• _TASK GOAL_: The whole listing, except its pictures, is to be repeated exactly.

• _DATA PROVIDED_:

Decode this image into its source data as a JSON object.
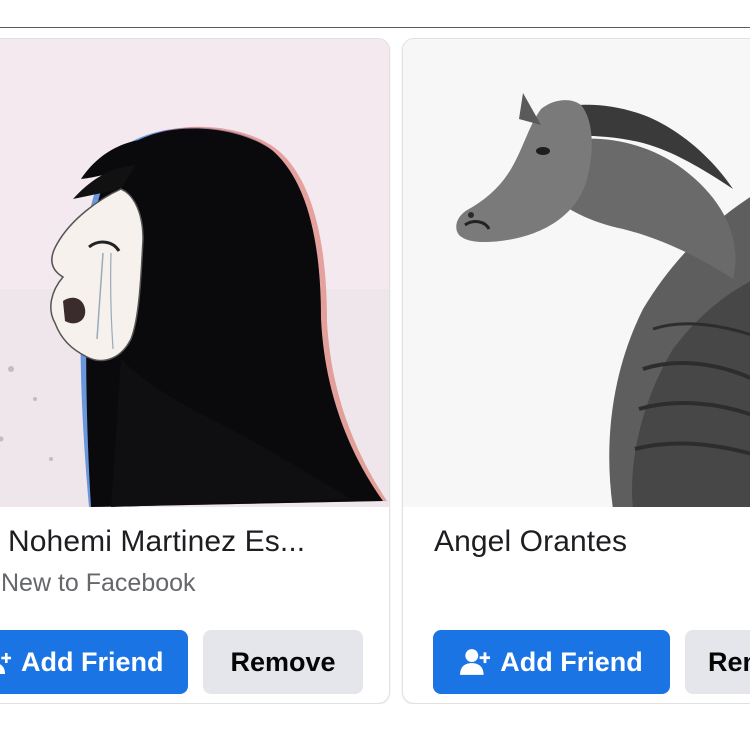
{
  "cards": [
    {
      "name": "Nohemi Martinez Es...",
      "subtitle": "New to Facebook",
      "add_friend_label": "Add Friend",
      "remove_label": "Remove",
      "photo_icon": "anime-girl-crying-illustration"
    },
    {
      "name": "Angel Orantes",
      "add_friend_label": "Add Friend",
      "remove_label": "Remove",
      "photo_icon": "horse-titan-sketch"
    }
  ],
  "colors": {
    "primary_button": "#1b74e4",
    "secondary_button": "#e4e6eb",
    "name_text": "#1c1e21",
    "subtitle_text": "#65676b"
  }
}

• _REPLY TO THE EXERCISE_:
Decode this image into its source data as a JSON object.
{
  "cards": [
    {
      "name": "Nohemi Martinez Es...",
      "subtitle": "New to Facebook",
      "add_friend_label": "Add Friend",
      "remove_label": "Remove",
      "photo_icon": "anime-girl-crying-illustration"
    },
    {
      "name": "Angel Orantes",
      "add_friend_label": "Add Friend",
      "remove_label": "Remove",
      "photo_icon": "horse-titan-sketch"
    }
  ],
  "colors": {
    "primary_button": "#1b74e4",
    "secondary_button": "#e4e6eb",
    "name_text": "#1c1e21",
    "subtitle_text": "#65676b"
  }
}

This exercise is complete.